··· Data extracts

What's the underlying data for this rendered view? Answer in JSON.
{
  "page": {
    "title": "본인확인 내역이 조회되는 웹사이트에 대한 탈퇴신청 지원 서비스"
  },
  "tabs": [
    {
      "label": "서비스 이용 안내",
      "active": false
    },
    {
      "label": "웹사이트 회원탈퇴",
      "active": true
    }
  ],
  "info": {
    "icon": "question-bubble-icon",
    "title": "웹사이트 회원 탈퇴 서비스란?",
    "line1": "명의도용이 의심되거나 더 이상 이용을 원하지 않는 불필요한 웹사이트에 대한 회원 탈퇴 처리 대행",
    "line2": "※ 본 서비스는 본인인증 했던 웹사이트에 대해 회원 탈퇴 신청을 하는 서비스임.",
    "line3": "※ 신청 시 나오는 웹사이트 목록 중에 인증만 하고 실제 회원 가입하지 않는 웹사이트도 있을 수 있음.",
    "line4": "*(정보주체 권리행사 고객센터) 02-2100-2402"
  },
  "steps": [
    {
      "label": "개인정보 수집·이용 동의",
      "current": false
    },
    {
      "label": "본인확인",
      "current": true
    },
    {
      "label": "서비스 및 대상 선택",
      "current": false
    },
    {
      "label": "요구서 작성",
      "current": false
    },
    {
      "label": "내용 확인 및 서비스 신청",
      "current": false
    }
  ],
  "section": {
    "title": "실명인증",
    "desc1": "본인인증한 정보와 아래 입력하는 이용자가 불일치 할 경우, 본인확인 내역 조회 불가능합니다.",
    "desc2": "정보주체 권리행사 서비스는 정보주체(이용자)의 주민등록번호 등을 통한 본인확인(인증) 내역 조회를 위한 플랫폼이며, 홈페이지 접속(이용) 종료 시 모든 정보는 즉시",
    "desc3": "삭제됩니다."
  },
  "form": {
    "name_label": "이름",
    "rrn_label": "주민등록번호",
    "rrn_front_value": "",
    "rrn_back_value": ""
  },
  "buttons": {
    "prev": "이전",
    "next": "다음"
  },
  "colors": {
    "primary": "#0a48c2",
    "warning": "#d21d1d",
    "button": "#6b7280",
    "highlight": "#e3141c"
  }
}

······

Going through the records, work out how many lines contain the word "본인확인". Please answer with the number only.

4